The Buffett Rule being proposed by Obama, and scheduled to be voted on Monday by the Senate, isn't quite as complicated as some may think. But it isn't overly simple either when you consider all the factors involved in it.
First, it helps to take a look at why the current administration wants to have a "Buffet Rule" in the first place.
Four years ago, President Obama and Warren Buffet were doing as well financially as they are today. Both enjoyed a tax rate they never complained about, despite their secretaries paying more of a tax rate than they did.
So what made these two men suddenly care about the middle class and the poor among them... four years after Obama took office?
Altruistic behavior? A desire to help those less fortunate?

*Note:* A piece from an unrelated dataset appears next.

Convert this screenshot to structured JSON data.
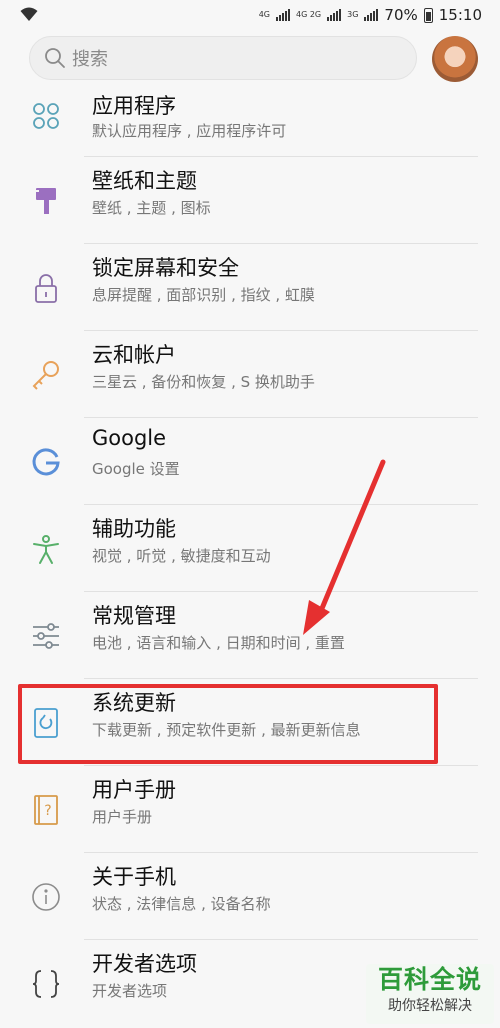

No, none of the above, as they could have done all that with their own money. What is motivating them to dig into taxpayers' pockets, however, is politics, pure and simple.
President Obama needs to appease a growing group of American voters that are growing more and more concerned about how much the country's debt has grown under his administration. His millionaire friend, Warren Buffett, wants to help him do that, since it always pays to have friends in high places.
Taxpayers should be very concerned when two millionaires get together and act as if they are going to attack other millionaires on their behalf.
The country is unable to make a dent in its debt at present, with American merely paying the interest on it right now. So the government must decrease, not increase. Programs like Medicare don't need the axe, but wasteful spending like that for the special GSA parties in Las VegasÂ—or GSA bonuses or Secret Service outingsÂ—sure do.
But Obama wants to grow America's debt by keeping all of the above, which his administration must take responsibility for underwriting, if for no other reason than letting it happen on his watch.
Republicans, on the other hand, want to end the unnecessary GSA spending and all the rest, except for programs like Medicare, of course.
So Obama and Warren Buffett came up with the Buffett Rule for the election year to try and help sell Americans on the idea that they can stick it to the wealthy (isn't that fun, that say), and in addition the new rule will cover all that Obama wants to spend money on in the future.
But it won't.
All the Rule does is put approximately $5 billion into the government's pockets each year for the next 10 years, according to USA Today, which is not even a drop in the trillion dollars deficit debt bucket.
It would be like asking your parent to give you your sister's nickle so you could pay your $13 candy debt, when you don't have any money to go with it. That's the whole kick about the Buffett Rule. Americans are the ones getting it stuck to them, not the rich.
In addition, there will be 273,000 small business owners that get hit by the Rule, but you don't hear much about that, do you?
The trillion-dollars deficit is so big it can't actually be solved by taxing all the rich, as Obama alludes will happen with this sneaky tax idea.
So maybe the real solution is the Debt Rule: If Congress doesn't have it to spend, they won't spend it? Sounds like the Debt Rule would have solved that GSA $823,000 Las Vegas outing, eh?